Reproduce the whole listing that follows, exactly as it stands.

□ □ □

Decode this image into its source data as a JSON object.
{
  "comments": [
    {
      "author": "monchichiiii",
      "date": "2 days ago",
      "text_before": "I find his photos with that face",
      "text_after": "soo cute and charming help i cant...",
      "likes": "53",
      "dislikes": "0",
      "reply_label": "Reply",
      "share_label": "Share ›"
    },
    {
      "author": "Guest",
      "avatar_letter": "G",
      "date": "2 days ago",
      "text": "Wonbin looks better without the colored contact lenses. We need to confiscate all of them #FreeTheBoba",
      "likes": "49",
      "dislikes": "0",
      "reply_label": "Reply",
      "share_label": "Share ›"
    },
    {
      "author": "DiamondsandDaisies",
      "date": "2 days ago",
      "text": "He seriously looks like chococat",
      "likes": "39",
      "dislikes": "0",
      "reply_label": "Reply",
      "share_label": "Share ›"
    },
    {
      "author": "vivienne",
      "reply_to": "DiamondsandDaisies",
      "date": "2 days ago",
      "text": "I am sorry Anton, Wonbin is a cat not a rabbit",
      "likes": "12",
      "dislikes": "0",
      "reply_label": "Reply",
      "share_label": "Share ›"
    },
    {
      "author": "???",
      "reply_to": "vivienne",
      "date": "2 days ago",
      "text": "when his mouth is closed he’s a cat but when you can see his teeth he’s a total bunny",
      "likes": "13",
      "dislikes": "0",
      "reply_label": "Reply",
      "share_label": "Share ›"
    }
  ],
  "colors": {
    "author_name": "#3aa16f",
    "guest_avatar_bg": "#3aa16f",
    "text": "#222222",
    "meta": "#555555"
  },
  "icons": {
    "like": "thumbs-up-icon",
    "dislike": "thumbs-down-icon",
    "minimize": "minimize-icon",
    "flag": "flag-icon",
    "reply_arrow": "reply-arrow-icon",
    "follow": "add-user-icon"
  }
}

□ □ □

EXERCISE SOLUTION:
Decode this image into its source data as a JSON object.
{
  "comments": [
    {
      "author": "monchichiiii",
      "date": "2 days ago",
      "text_before": "I find his photos with that face",
      "text_after": "soo cute and charming help i cant...",
      "likes": "53",
      "dislikes": "0",
      "reply_label": "Reply",
      "share_label": "Share ›"
    },
    {
      "author": "Guest",
      "avatar_letter": "G",
      "date": "2 days ago",
      "text": "Wonbin looks better without the colored contact lenses. We need to confiscate all of them #FreeTheBoba",
      "likes": "49",
      "dislikes": "0",
      "reply_label": "Reply",
      "share_label": "Share ›"
    },
    {
      "author": "DiamondsandDaisies",
      "date": "2 days ago",
      "text": "He seriously looks like chococat",
      "likes": "39",
      "dislikes": "0",
      "reply_label": "Reply",
      "share_label": "Share ›"
    },
    {
      "author": "vivienne",
      "reply_to": "DiamondsandDaisies",
      "date": "2 days ago",
      "text": "I am sorry Anton, Wonbin is a cat not a rabbit",
      "likes": "12",
      "dislikes": "0",
      "reply_label": "Reply",
      "share_label": "Share ›"
    },
    {
      "author": "???",
      "reply_to": "vivienne",
      "date": "2 days ago",
      "text": "when his mouth is closed he’s a cat but when you can see his teeth he’s a total bunny",
      "likes": "13",
      "dislikes": "0",
      "reply_label": "Reply",
      "share_label": "Share ›"
    }
  ],
  "colors": {
    "author_name": "#3aa16f",
    "guest_avatar_bg": "#3aa16f",
    "text": "#222222",
    "meta": "#555555"
  },
  "icons": {
    "like": "thumbs-up-icon",
    "dislike": "thumbs-down-icon",
    "minimize": "minimize-icon",
    "flag": "flag-icon",
    "reply_arrow": "reply-arrow-icon",
    "follow": "add-user-icon"
  }
}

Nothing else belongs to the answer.